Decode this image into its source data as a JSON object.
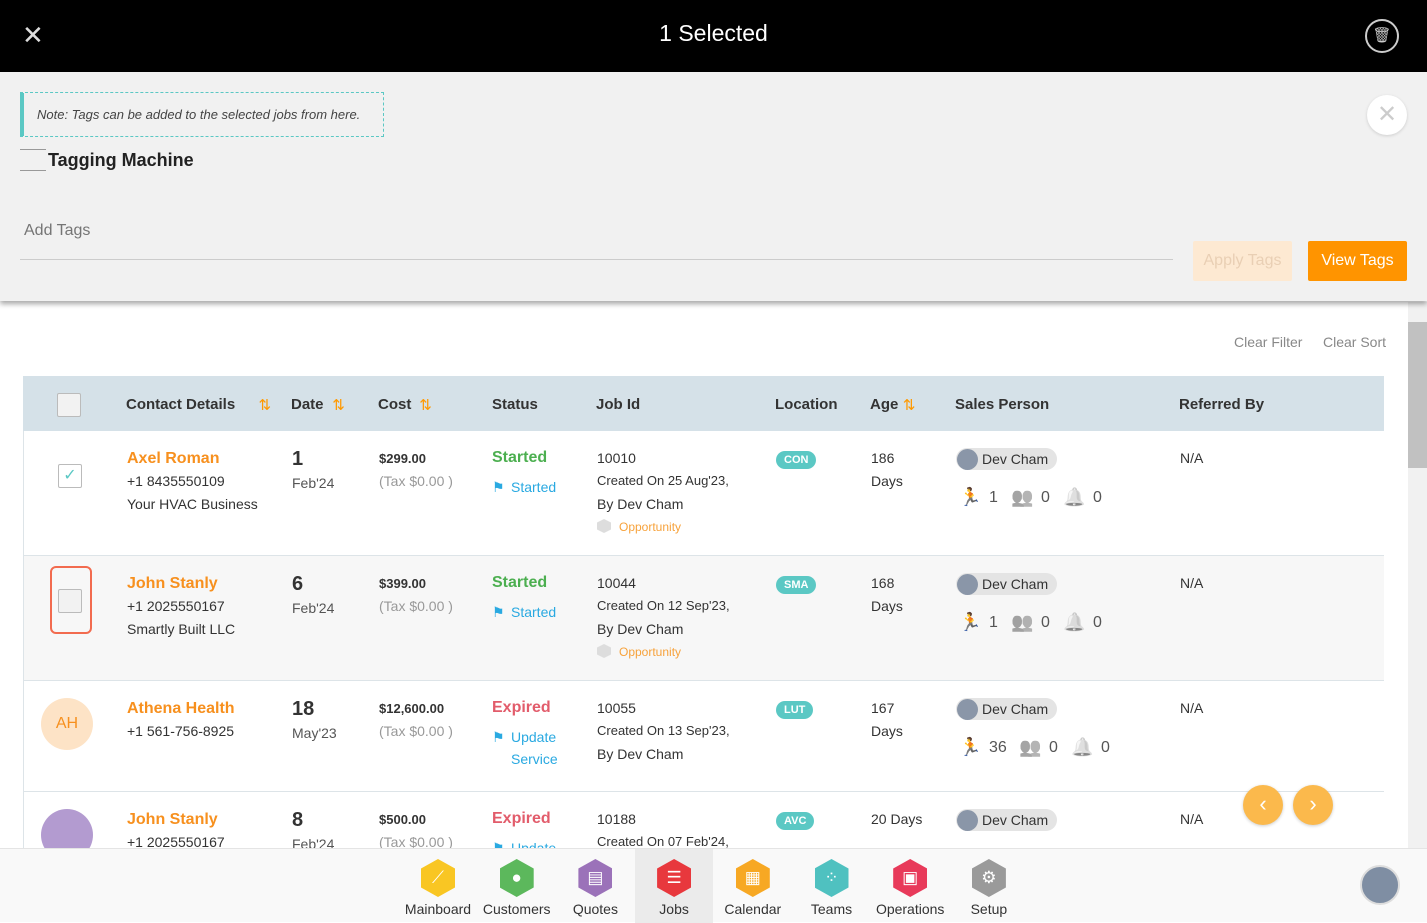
{
  "header": {
    "title": "1 Selected",
    "close_icon": "close-icon",
    "trash_icon": "trash-icon"
  },
  "tagging": {
    "note": "Note: Tags can be added to the selected jobs from here.",
    "title": "Tagging Machine",
    "placeholder": "Add Tags",
    "apply_label": "Apply Tags",
    "view_label": "View Tags"
  },
  "filters": {
    "clear_filter": "Clear Filter",
    "clear_sort": "Clear Sort"
  },
  "columns": [
    "Contact Details",
    "Date",
    "Cost",
    "Status",
    "Job Id",
    "Location",
    "Age",
    "Sales Person",
    "Referred By"
  ],
  "rows": [
    {
      "checked": true,
      "name": "Axel Roman",
      "phone": "+1 8435550109",
      "company": "Your HVAC Business",
      "day": "1",
      "month": "Feb'24",
      "cost": "$299.00",
      "tax": "(Tax $0.00 )",
      "status": "Started",
      "sub_status": [
        "Started"
      ],
      "job_id": "10010",
      "created": "Created On 25 Aug'23,",
      "by": "By Dev Cham",
      "tag": "Opportunity",
      "location": "CON",
      "age": [
        "186",
        "Days"
      ],
      "sales": "Dev Cham",
      "counts": [
        "1",
        "0",
        "0"
      ],
      "referred": "N/A"
    },
    {
      "checked": false,
      "focused": true,
      "name": "John Stanly",
      "phone": "+1 2025550167",
      "company": "Smartly Built LLC",
      "day": "6",
      "month": "Feb'24",
      "cost": "$399.00",
      "tax": "(Tax $0.00 )",
      "status": "Started",
      "sub_status": [
        "Started"
      ],
      "job_id": "10044",
      "created": "Created On 12 Sep'23,",
      "by": "By Dev Cham",
      "tag": "Opportunity",
      "location": "SMA",
      "age": [
        "168",
        "Days"
      ],
      "sales": "Dev Cham",
      "counts": [
        "1",
        "0",
        "0"
      ],
      "referred": "N/A"
    },
    {
      "avatar": "AH",
      "name": "Athena Health",
      "phone": "+1 561-756-8925",
      "company": "",
      "day": "18",
      "month": "May'23",
      "cost": "$12,600.00",
      "tax": "(Tax $0.00 )",
      "status": "Expired",
      "sub_status": [
        "Update",
        "Service"
      ],
      "job_id": "10055",
      "created": "Created On 13 Sep'23,",
      "by": "By Dev Cham",
      "tag": "",
      "location": "LUT",
      "age": [
        "167",
        "Days"
      ],
      "sales": "Dev Cham",
      "counts": [
        "36",
        "0",
        "0"
      ],
      "referred": "N/A"
    },
    {
      "avatar_photo": true,
      "name": "John Stanly",
      "phone": "+1 2025550167",
      "company": "",
      "day": "8",
      "month": "Feb'24",
      "cost": "$500.00",
      "tax": "(Tax $0.00 )",
      "status": "Expired",
      "sub_status": [
        "Update"
      ],
      "job_id": "10188",
      "created": "Created On 07 Feb'24,",
      "by": "",
      "tag": "",
      "location": "AVC",
      "age": [
        "20 Days"
      ],
      "sales": "Dev Cham",
      "counts": [],
      "referred": "N/A"
    }
  ],
  "colors": {
    "accent": "#ff9800",
    "started": "#4caf50",
    "expired": "#e25c6b",
    "link": "#29a9e1",
    "badge": "#5bc8c4"
  },
  "nav": [
    {
      "label": "Mainboard",
      "color": "#f9c623",
      "icon": "mainboard-icon",
      "glyph": "⟋"
    },
    {
      "label": "Customers",
      "color": "#5cb85c",
      "icon": "customer-icon",
      "glyph": "●"
    },
    {
      "label": "Quotes",
      "color": "#9b72b9",
      "icon": "quotes-icon",
      "glyph": "▤"
    },
    {
      "label": "Jobs",
      "color": "#e8383d",
      "icon": "jobs-icon",
      "glyph": "☰",
      "active": true
    },
    {
      "label": "Calendar",
      "color": "#f7a823",
      "icon": "calendar-icon",
      "glyph": "▦"
    },
    {
      "label": "Teams",
      "color": "#4fc1c0",
      "icon": "teams-icon",
      "glyph": "⁘"
    },
    {
      "label": "Operations",
      "color": "#e83a5a",
      "icon": "briefcase-icon",
      "glyph": "▣"
    },
    {
      "label": "Setup",
      "color": "#9a9a9a",
      "icon": "gear-icon",
      "glyph": "⚙"
    }
  ]
}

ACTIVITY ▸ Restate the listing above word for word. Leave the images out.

RESPONSE FOR THIS EXERCISE ▸
Decode this image into its source data as a JSON object.
{
  "header": {
    "title": "1 Selected",
    "close_icon": "close-icon",
    "trash_icon": "trash-icon"
  },
  "tagging": {
    "note": "Note: Tags can be added to the selected jobs from here.",
    "title": "Tagging Machine",
    "placeholder": "Add Tags",
    "apply_label": "Apply Tags",
    "view_label": "View Tags"
  },
  "filters": {
    "clear_filter": "Clear Filter",
    "clear_sort": "Clear Sort"
  },
  "columns": [
    "Contact Details",
    "Date",
    "Cost",
    "Status",
    "Job Id",
    "Location",
    "Age",
    "Sales Person",
    "Referred By"
  ],
  "rows": [
    {
      "checked": true,
      "name": "Axel Roman",
      "phone": "+1 8435550109",
      "company": "Your HVAC Business",
      "day": "1",
      "month": "Feb'24",
      "cost": "$299.00",
      "tax": "(Tax $0.00 )",
      "status": "Started",
      "sub_status": [
        "Started"
      ],
      "job_id": "10010",
      "created": "Created On 25 Aug'23,",
      "by": "By Dev Cham",
      "tag": "Opportunity",
      "location": "CON",
      "age": [
        "186",
        "Days"
      ],
      "sales": "Dev Cham",
      "counts": [
        "1",
        "0",
        "0"
      ],
      "referred": "N/A"
    },
    {
      "checked": false,
      "focused": true,
      "name": "John Stanly",
      "phone": "+1 2025550167",
      "company": "Smartly Built LLC",
      "day": "6",
      "month": "Feb'24",
      "cost": "$399.00",
      "tax": "(Tax $0.00 )",
      "status": "Started",
      "sub_status": [
        "Started"
      ],
      "job_id": "10044",
      "created": "Created On 12 Sep'23,",
      "by": "By Dev Cham",
      "tag": "Opportunity",
      "location": "SMA",
      "age": [
        "168",
        "Days"
      ],
      "sales": "Dev Cham",
      "counts": [
        "1",
        "0",
        "0"
      ],
      "referred": "N/A"
    },
    {
      "avatar": "AH",
      "name": "Athena Health",
      "phone": "+1 561-756-8925",
      "company": "",
      "day": "18",
      "month": "May'23",
      "cost": "$12,600.00",
      "tax": "(Tax $0.00 )",
      "status": "Expired",
      "sub_status": [
        "Update",
        "Service"
      ],
      "job_id": "10055",
      "created": "Created On 13 Sep'23,",
      "by": "By Dev Cham",
      "tag": "",
      "location": "LUT",
      "age": [
        "167",
        "Days"
      ],
      "sales": "Dev Cham",
      "counts": [
        "36",
        "0",
        "0"
      ],
      "referred": "N/A"
    },
    {
      "avatar_photo": true,
      "name": "John Stanly",
      "phone": "+1 2025550167",
      "company": "",
      "day": "8",
      "month": "Feb'24",
      "cost": "$500.00",
      "tax": "(Tax $0.00 )",
      "status": "Expired",
      "sub_status": [
        "Update"
      ],
      "job_id": "10188",
      "created": "Created On 07 Feb'24,",
      "by": "",
      "tag": "",
      "location": "AVC",
      "age": [
        "20 Days"
      ],
      "sales": "Dev Cham",
      "counts": [],
      "referred": "N/A"
    }
  ],
  "colors": {
    "accent": "#ff9800",
    "started": "#4caf50",
    "expired": "#e25c6b",
    "link": "#29a9e1",
    "badge": "#5bc8c4"
  },
  "nav": [
    {
      "label": "Mainboard",
      "color": "#f9c623",
      "icon": "mainboard-icon",
      "glyph": "⟋"
    },
    {
      "label": "Customers",
      "color": "#5cb85c",
      "icon": "customer-icon",
      "glyph": "●"
    },
    {
      "label": "Quotes",
      "color": "#9b72b9",
      "icon": "quotes-icon",
      "glyph": "▤"
    },
    {
      "label": "Jobs",
      "color": "#e8383d",
      "icon": "jobs-icon",
      "glyph": "☰",
      "active": true
    },
    {
      "label": "Calendar",
      "color": "#f7a823",
      "icon": "calendar-icon",
      "glyph": "▦"
    },
    {
      "label": "Teams",
      "color": "#4fc1c0",
      "icon": "teams-icon",
      "glyph": "⁘"
    },
    {
      "label": "Operations",
      "color": "#e83a5a",
      "icon": "briefcase-icon",
      "glyph": "▣"
    },
    {
      "label": "Setup",
      "color": "#9a9a9a",
      "icon": "gear-icon",
      "glyph": "⚙"
    }
  ]
}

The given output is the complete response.